Prompt
In full and without change, retype the records.

====== Material shown ======

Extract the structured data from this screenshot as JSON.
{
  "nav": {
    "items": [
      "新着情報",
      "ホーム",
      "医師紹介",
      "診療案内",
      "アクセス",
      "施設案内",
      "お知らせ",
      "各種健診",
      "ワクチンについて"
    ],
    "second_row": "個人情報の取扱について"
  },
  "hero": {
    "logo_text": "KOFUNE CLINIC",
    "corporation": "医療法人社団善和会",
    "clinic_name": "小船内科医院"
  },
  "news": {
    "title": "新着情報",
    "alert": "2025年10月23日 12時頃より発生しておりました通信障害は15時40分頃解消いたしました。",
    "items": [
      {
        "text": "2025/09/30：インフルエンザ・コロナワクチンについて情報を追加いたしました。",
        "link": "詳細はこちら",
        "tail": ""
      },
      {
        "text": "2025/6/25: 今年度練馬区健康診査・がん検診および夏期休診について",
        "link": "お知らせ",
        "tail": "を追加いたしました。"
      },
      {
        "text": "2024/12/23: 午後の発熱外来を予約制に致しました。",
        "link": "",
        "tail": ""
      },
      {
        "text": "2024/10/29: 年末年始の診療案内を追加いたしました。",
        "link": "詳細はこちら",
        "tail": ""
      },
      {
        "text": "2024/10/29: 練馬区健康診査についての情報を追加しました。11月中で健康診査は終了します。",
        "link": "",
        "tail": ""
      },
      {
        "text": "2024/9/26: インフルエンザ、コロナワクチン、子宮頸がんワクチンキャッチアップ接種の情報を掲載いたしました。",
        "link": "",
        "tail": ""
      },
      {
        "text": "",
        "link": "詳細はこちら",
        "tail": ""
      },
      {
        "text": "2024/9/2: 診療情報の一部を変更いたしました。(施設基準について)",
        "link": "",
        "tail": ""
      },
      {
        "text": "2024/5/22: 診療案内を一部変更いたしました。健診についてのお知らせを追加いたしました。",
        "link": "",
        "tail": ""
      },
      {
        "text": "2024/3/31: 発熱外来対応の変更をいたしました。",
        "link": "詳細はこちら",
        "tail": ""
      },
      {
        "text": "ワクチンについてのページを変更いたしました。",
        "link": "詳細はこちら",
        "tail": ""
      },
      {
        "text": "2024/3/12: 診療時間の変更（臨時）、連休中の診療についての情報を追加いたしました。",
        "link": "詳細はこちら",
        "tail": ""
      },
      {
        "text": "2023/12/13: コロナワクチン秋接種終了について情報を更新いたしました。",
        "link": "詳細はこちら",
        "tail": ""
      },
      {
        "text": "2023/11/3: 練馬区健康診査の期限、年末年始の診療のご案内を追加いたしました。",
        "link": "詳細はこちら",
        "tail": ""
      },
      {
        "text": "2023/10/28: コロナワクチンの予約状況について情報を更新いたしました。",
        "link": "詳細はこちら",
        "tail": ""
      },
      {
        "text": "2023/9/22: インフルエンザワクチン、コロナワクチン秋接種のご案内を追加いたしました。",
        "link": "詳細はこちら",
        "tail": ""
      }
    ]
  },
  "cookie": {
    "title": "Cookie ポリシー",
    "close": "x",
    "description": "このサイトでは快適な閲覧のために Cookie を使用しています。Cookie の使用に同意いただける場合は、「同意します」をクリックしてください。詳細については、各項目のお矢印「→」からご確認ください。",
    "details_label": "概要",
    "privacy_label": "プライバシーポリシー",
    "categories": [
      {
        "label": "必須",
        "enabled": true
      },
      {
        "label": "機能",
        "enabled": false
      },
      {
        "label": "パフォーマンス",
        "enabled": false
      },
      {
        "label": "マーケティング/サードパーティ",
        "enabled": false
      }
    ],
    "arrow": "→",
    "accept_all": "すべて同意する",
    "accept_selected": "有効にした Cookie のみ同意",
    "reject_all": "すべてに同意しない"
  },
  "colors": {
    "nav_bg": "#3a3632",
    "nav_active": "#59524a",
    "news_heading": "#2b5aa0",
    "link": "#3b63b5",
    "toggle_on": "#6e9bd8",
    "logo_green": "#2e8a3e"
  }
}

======

Worked solution
Extract the structured data from this screenshot as JSON.
{
  "nav": {
    "items": [
      "新着情報",
      "ホーム",
      "医師紹介",
      "診療案内",
      "アクセス",
      "施設案内",
      "お知らせ",
      "各種健診",
      "ワクチンについて"
    ],
    "second_row": "個人情報の取扱について"
  },
  "hero": {
    "logo_text": "KOFUNE CLINIC",
    "corporation": "医療法人社団善和会",
    "clinic_name": "小船内科医院"
  },
  "news": {
    "title": "新着情報",
    "alert": "2025年10月23日 12時頃より発生しておりました通信障害は15時40分頃解消いたしました。",
    "items": [
      {
        "text": "2025/09/30：インフルエンザ・コロナワクチンについて情報を追加いたしました。",
        "link": "詳細はこちら",
        "tail": ""
      },
      {
        "text": "2025/6/25: 今年度練馬区健康診査・がん検診および夏期休診について",
        "link": "お知らせ",
        "tail": "を追加いたしました。"
      },
      {
        "text": "2024/12/23: 午後の発熱外来を予約制に致しました。",
        "link": "",
        "tail": ""
      },
      {
        "text": "2024/10/29: 年末年始の診療案内を追加いたしました。",
        "link": "詳細はこちら",
        "tail": ""
      },
      {
        "text": "2024/10/29: 練馬区健康診査についての情報を追加しました。11月中で健康診査は終了します。",
        "link": "",
        "tail": ""
      },
      {
        "text": "2024/9/26: インフルエンザ、コロナワクチン、子宮頸がんワクチンキャッチアップ接種の情報を掲載いたしました。",
        "link": "",
        "tail": ""
      },
      {
        "text": "",
        "link": "詳細はこちら",
        "tail": ""
      },
      {
        "text": "2024/9/2: 診療情報の一部を変更いたしました。(施設基準について)",
        "link": "",
        "tail": ""
      },
      {
        "text": "2024/5/22: 診療案内を一部変更いたしました。健診についてのお知らせを追加いたしました。",
        "link": "",
        "tail": ""
      },
      {
        "text": "2024/3/31: 発熱外来対応の変更をいたしました。",
        "link": "詳細はこちら",
        "tail": ""
      },
      {
        "text": "ワクチンについてのページを変更いたしました。",
        "link": "詳細はこちら",
        "tail": ""
      },
      {
        "text": "2024/3/12: 診療時間の変更（臨時）、連休中の診療についての情報を追加いたしました。",
        "link": "詳細はこちら",
        "tail": ""
      },
      {
        "text": "2023/12/13: コロナワクチン秋接種終了について情報を更新いたしました。",
        "link": "詳細はこちら",
        "tail": ""
      },
      {
        "text": "2023/11/3: 練馬区健康診査の期限、年末年始の診療のご案内を追加いたしました。",
        "link": "詳細はこちら",
        "tail": ""
      },
      {
        "text": "2023/10/28: コロナワクチンの予約状況について情報を更新いたしました。",
        "link": "詳細はこちら",
        "tail": ""
      },
      {
        "text": "2023/9/22: インフルエンザワクチン、コロナワクチン秋接種のご案内を追加いたしました。",
        "link": "詳細はこちら",
        "tail": ""
      }
    ]
  },
  "cookie": {
    "title": "Cookie ポリシー",
    "close": "x",
    "description": "このサイトでは快適な閲覧のために Cookie を使用しています。Cookie の使用に同意いただける場合は、「同意します」をクリックしてください。詳細については、各項目のお矢印「→」からご確認ください。",
    "details_label": "概要",
    "privacy_label": "プライバシーポリシー",
    "categories": [
      {
        "label": "必須",
        "enabled": true
      },
      {
        "label": "機能",
        "enabled": false
      },
      {
        "label": "パフォーマンス",
        "enabled": false
      },
      {
        "label": "マーケティング/サードパーティ",
        "enabled": false
      }
    ],
    "arrow": "→",
    "accept_all": "すべて同意する",
    "accept_selected": "有効にした Cookie のみ同意",
    "reject_all": "すべてに同意しない"
  },
  "colors": {
    "nav_bg": "#3a3632",
    "nav_active": "#59524a",
    "news_heading": "#2b5aa0",
    "link": "#3b63b5",
    "toggle_on": "#6e9bd8",
    "logo_green": "#2e8a3e"
  }
}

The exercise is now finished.